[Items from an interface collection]

- Opening Delimiter -

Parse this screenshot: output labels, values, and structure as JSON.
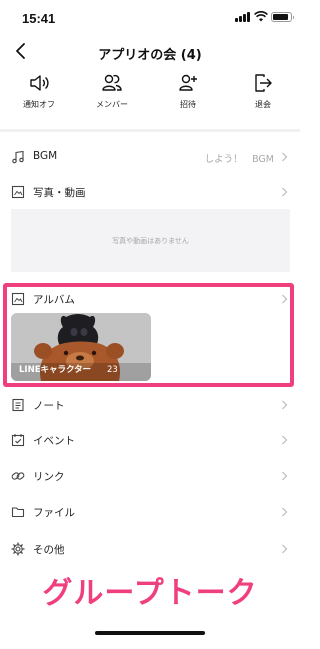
{
  "status": {
    "time": "15:41"
  },
  "header": {
    "title": "アプリオの会 (4)"
  },
  "actions": [
    {
      "icon": "speaker-mute-icon",
      "label": "通知オフ"
    },
    {
      "icon": "members-icon",
      "label": "メンバー"
    },
    {
      "icon": "invite-icon",
      "label": "招待"
    },
    {
      "icon": "leave-icon",
      "label": "退会"
    }
  ],
  "menu": {
    "bgm": {
      "label": "BGM",
      "value": "しよう！　BGM"
    },
    "media": {
      "label": "写真・動画",
      "empty_text": "写真や動画はありません"
    },
    "album": {
      "label": "アルバム",
      "thumb_title": "LINEキャラクター",
      "thumb_count": "23"
    },
    "note": {
      "label": "ノート"
    },
    "event": {
      "label": "イベント"
    },
    "link": {
      "label": "リンク"
    },
    "file": {
      "label": "ファイル"
    },
    "other": {
      "label": "その他"
    }
  },
  "caption": "グループトーク",
  "colors": {
    "highlight": "#ef3f7f",
    "muted_text": "#a9a9ae",
    "section_gap": "#f1f1f3"
  }
}
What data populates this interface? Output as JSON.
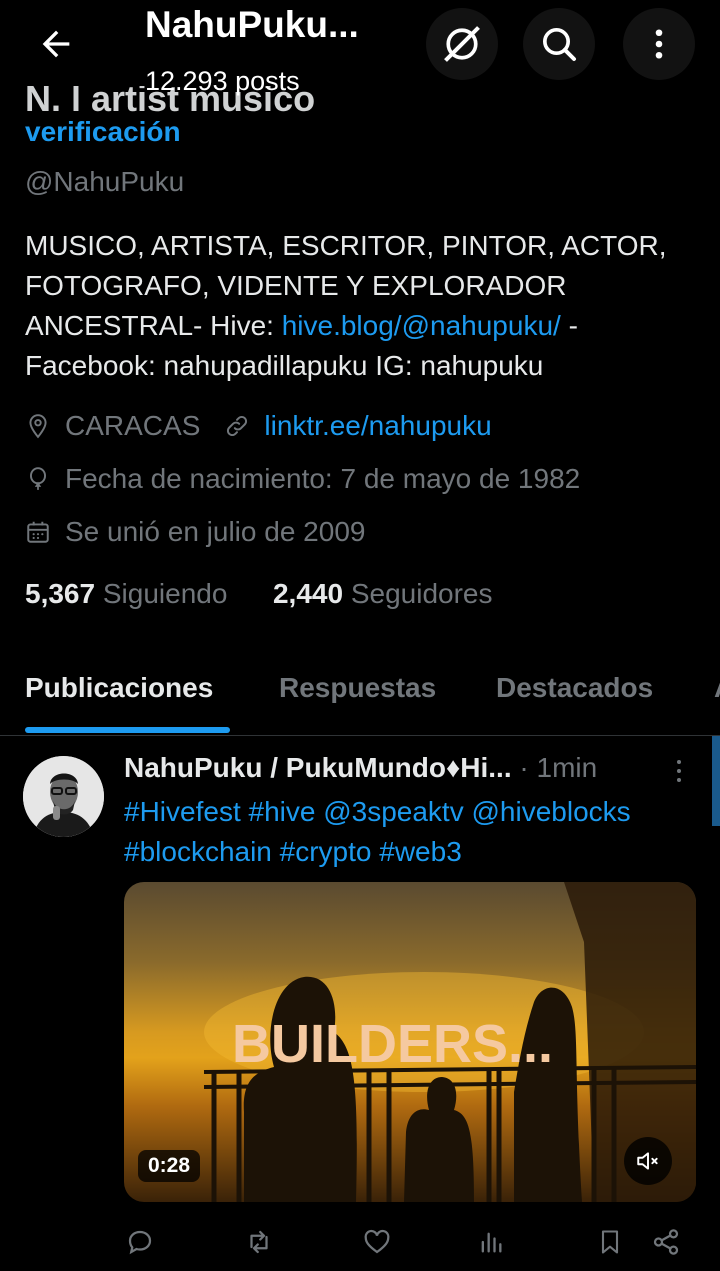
{
  "header": {
    "title": "NahuPuku...",
    "posts_count": "12.293 posts",
    "partial_name": "N. l artist musico"
  },
  "profile": {
    "verification_text": "verificación",
    "handle": "@NahuPuku",
    "bio_part1": "MUSICO, ARTISTA, ESCRITOR, PINTOR, ACTOR, FOTOGRAFO, VIDENTE Y EXPLORADOR ANCESTRAL- Hive: ",
    "bio_link": "hive.blog/@nahupuku/",
    "bio_part2": " - Facebook: nahupadillapuku IG: nahupuku",
    "location": "CARACAS",
    "website": "linktr.ee/nahupuku",
    "birth": "Fecha de nacimiento: 7 de mayo de 1982",
    "joined": "Se unió en julio de 2009",
    "following_count": "5,367",
    "following_label": "Siguiendo",
    "followers_count": "2,440",
    "followers_label": "Seguidores"
  },
  "tabs": [
    "Publicaciones",
    "Respuestas",
    "Destacados",
    "A"
  ],
  "post": {
    "author": "NahuPuku / PukuMundo♦Hi...",
    "time": "· 1min",
    "text": "#Hivefest #hive @3speaktv @hiveblocks #blockchain #crypto #web3",
    "media_title": "BUILDERS...",
    "duration": "0:28"
  },
  "icons": [
    "back-arrow-icon",
    "grok-icon",
    "search-icon",
    "more-vertical-icon",
    "location-icon",
    "link-icon",
    "balloon-icon",
    "calendar-icon",
    "more-icon",
    "mute-icon",
    "reply-icon",
    "repost-icon",
    "like-icon",
    "views-icon",
    "bookmark-icon",
    "share-icon"
  ],
  "colors": {
    "background": "#000000",
    "accent": "#1d9bf0",
    "text": "#e7e9ea",
    "muted": "#71767b"
  }
}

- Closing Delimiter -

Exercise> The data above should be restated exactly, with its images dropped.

Exercise result>
Parse this screenshot: output labels, values, and structure as JSON.
{
  "status": {
    "time": "15:41"
  },
  "header": {
    "title": "アプリオの会 (4)"
  },
  "actions": [
    {
      "icon": "speaker-mute-icon",
      "label": "通知オフ"
    },
    {
      "icon": "members-icon",
      "label": "メンバー"
    },
    {
      "icon": "invite-icon",
      "label": "招待"
    },
    {
      "icon": "leave-icon",
      "label": "退会"
    }
  ],
  "menu": {
    "bgm": {
      "label": "BGM",
      "value": "しよう！　BGM"
    },
    "media": {
      "label": "写真・動画",
      "empty_text": "写真や動画はありません"
    },
    "album": {
      "label": "アルバム",
      "thumb_title": "LINEキャラクター",
      "thumb_count": "23"
    },
    "note": {
      "label": "ノート"
    },
    "event": {
      "label": "イベント"
    },
    "link": {
      "label": "リンク"
    },
    "file": {
      "label": "ファイル"
    },
    "other": {
      "label": "その他"
    }
  },
  "caption": "グループトーク",
  "colors": {
    "highlight": "#ef3f7f",
    "muted_text": "#a9a9ae",
    "section_gap": "#f1f1f3"
  }
}
What data populates this interface? Output as JSON.
{
  "header": {
    "title": "NahuPuku...",
    "posts_count": "12.293 posts",
    "partial_name": "N. l artist musico"
  },
  "profile": {
    "verification_text": "verificación",
    "handle": "@NahuPuku",
    "bio_part1": "MUSICO, ARTISTA, ESCRITOR, PINTOR, ACTOR, FOTOGRAFO, VIDENTE Y EXPLORADOR ANCESTRAL- Hive: ",
    "bio_link": "hive.blog/@nahupuku/",
    "bio_part2": " - Facebook: nahupadillapuku IG: nahupuku",
    "location": "CARACAS",
    "website": "linktr.ee/nahupuku",
    "birth": "Fecha de nacimiento: 7 de mayo de 1982",
    "joined": "Se unió en julio de 2009",
    "following_count": "5,367",
    "following_label": "Siguiendo",
    "followers_count": "2,440",
    "followers_label": "Seguidores"
  },
  "tabs": [
    "Publicaciones",
    "Respuestas",
    "Destacados",
    "A"
  ],
  "post": {
    "author": "NahuPuku / PukuMundo♦Hi...",
    "time": "· 1min",
    "text": "#Hivefest #hive @3speaktv @hiveblocks #blockchain #crypto #web3",
    "media_title": "BUILDERS...",
    "duration": "0:28"
  },
  "icons": [
    "back-arrow-icon",
    "grok-icon",
    "search-icon",
    "more-vertical-icon",
    "location-icon",
    "link-icon",
    "balloon-icon",
    "calendar-icon",
    "more-icon",
    "mute-icon",
    "reply-icon",
    "repost-icon",
    "like-icon",
    "views-icon",
    "bookmark-icon",
    "share-icon"
  ],
  "colors": {
    "background": "#000000",
    "accent": "#1d9bf0",
    "text": "#e7e9ea",
    "muted": "#71767b"
  }
}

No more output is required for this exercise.